=== Input ===

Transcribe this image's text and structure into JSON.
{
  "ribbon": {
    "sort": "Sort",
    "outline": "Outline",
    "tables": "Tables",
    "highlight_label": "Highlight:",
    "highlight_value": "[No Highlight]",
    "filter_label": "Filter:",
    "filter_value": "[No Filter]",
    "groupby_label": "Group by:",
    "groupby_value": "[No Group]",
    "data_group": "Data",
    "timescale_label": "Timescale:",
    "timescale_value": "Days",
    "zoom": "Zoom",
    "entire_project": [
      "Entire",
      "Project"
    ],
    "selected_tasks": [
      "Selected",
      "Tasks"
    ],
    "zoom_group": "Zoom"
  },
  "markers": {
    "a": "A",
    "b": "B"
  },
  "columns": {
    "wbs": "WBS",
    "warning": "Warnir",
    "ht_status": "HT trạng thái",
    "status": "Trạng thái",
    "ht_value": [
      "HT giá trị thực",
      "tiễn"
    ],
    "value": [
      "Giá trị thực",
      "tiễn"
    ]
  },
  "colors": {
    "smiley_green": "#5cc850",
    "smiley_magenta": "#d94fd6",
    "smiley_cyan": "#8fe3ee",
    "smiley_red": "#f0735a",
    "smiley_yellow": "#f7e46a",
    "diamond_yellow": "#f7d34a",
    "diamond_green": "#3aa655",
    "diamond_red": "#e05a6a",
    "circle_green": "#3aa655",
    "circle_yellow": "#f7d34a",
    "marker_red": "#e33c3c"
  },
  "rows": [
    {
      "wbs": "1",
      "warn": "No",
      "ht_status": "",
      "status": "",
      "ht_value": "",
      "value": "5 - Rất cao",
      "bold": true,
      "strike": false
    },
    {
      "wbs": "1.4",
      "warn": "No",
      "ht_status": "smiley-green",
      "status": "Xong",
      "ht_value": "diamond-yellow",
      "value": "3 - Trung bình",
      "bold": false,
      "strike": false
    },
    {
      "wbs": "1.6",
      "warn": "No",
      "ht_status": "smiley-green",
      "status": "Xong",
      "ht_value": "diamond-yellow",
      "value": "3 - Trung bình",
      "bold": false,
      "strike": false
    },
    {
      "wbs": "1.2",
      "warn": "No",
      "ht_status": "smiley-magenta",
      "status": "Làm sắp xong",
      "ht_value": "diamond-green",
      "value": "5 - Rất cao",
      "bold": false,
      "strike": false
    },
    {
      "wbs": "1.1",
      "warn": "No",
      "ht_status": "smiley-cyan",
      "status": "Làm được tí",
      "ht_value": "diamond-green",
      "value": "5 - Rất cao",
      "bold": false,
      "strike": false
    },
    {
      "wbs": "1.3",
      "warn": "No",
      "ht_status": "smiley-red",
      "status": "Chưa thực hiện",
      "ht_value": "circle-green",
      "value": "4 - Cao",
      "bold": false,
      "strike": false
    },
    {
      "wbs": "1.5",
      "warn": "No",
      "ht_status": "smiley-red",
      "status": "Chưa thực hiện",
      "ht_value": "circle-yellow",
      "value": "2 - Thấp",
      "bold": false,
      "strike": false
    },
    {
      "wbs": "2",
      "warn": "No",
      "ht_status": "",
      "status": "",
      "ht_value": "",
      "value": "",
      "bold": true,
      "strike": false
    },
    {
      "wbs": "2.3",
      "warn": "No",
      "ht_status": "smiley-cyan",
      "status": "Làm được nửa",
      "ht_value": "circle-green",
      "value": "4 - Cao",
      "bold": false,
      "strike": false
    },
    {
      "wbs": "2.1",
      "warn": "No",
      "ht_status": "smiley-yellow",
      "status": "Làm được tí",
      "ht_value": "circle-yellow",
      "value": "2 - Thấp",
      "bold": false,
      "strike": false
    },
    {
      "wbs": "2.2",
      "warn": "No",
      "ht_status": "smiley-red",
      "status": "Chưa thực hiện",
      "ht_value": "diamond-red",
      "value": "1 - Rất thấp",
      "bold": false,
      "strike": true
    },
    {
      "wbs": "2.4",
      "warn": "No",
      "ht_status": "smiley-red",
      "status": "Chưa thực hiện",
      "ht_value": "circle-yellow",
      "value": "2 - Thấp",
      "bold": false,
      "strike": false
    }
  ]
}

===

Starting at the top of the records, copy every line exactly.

Transcribe this image's text and structure into JSON.
{
  "ribbon": {
    "sort": "Sort",
    "outline": "Outline",
    "tables": "Tables",
    "highlight_label": "Highlight:",
    "highlight_value": "[No Highlight]",
    "filter_label": "Filter:",
    "filter_value": "[No Filter]",
    "groupby_label": "Group by:",
    "groupby_value": "[No Group]",
    "data_group": "Data",
    "timescale_label": "Timescale:",
    "timescale_value": "Days",
    "zoom": "Zoom",
    "entire_project": [
      "Entire",
      "Project"
    ],
    "selected_tasks": [
      "Selected",
      "Tasks"
    ],
    "zoom_group": "Zoom"
  },
  "markers": {
    "a": "A",
    "b": "B"
  },
  "columns": {
    "wbs": "WBS",
    "warning": "Warnir",
    "ht_status": "HT trạng thái",
    "status": "Trạng thái",
    "ht_value": [
      "HT giá trị thực",
      "tiễn"
    ],
    "value": [
      "Giá trị thực",
      "tiễn"
    ]
  },
  "colors": {
    "smiley_green": "#5cc850",
    "smiley_magenta": "#d94fd6",
    "smiley_cyan": "#8fe3ee",
    "smiley_red": "#f0735a",
    "smiley_yellow": "#f7e46a",
    "diamond_yellow": "#f7d34a",
    "diamond_green": "#3aa655",
    "diamond_red": "#e05a6a",
    "circle_green": "#3aa655",
    "circle_yellow": "#f7d34a",
    "marker_red": "#e33c3c"
  },
  "rows": [
    {
      "wbs": "1",
      "warn": "No",
      "ht_status": "",
      "status": "",
      "ht_value": "",
      "value": "5 - Rất cao",
      "bold": true,
      "strike": false
    },
    {
      "wbs": "1.4",
      "warn": "No",
      "ht_status": "smiley-green",
      "status": "Xong",
      "ht_value": "diamond-yellow",
      "value": "3 - Trung bình",
      "bold": false,
      "strike": false
    },
    {
      "wbs": "1.6",
      "warn": "No",
      "ht_status": "smiley-green",
      "status": "Xong",
      "ht_value": "diamond-yellow",
      "value": "3 - Trung bình",
      "bold": false,
      "strike": false
    },
    {
      "wbs": "1.2",
      "warn": "No",
      "ht_status": "smiley-magenta",
      "status": "Làm sắp xong",
      "ht_value": "diamond-green",
      "value": "5 - Rất cao",
      "bold": false,
      "strike": false
    },
    {
      "wbs": "1.1",
      "warn": "No",
      "ht_status": "smiley-cyan",
      "status": "Làm được tí",
      "ht_value": "diamond-green",
      "value": "5 - Rất cao",
      "bold": false,
      "strike": false
    },
    {
      "wbs": "1.3",
      "warn": "No",
      "ht_status": "smiley-red",
      "status": "Chưa thực hiện",
      "ht_value": "circle-green",
      "value": "4 - Cao",
      "bold": false,
      "strike": false
    },
    {
      "wbs": "1.5",
      "warn": "No",
      "ht_status": "smiley-red",
      "status": "Chưa thực hiện",
      "ht_value": "circle-yellow",
      "value": "2 - Thấp",
      "bold": false,
      "strike": false
    },
    {
      "wbs": "2",
      "warn": "No",
      "ht_status": "",
      "status": "",
      "ht_value": "",
      "value": "",
      "bold": true,
      "strike": false
    },
    {
      "wbs": "2.3",
      "warn": "No",
      "ht_status": "smiley-cyan",
      "status": "Làm được nửa",
      "ht_value": "circle-green",
      "value": "4 - Cao",
      "bold": false,
      "strike": false
    },
    {
      "wbs": "2.1",
      "warn": "No",
      "ht_status": "smiley-yellow",
      "status": "Làm được tí",
      "ht_value": "circle-yellow",
      "value": "2 - Thấp",
      "bold": false,
      "strike": false
    },
    {
      "wbs": "2.2",
      "warn": "No",
      "ht_status": "smiley-red",
      "status": "Chưa thực hiện",
      "ht_value": "diamond-red",
      "value": "1 - Rất thấp",
      "bold": false,
      "strike": true
    },
    {
      "wbs": "2.4",
      "warn": "No",
      "ht_status": "smiley-red",
      "status": "Chưa thực hiện",
      "ht_value": "circle-yellow",
      "value": "2 - Thấp",
      "bold": false,
      "strike": false
    }
  ]
}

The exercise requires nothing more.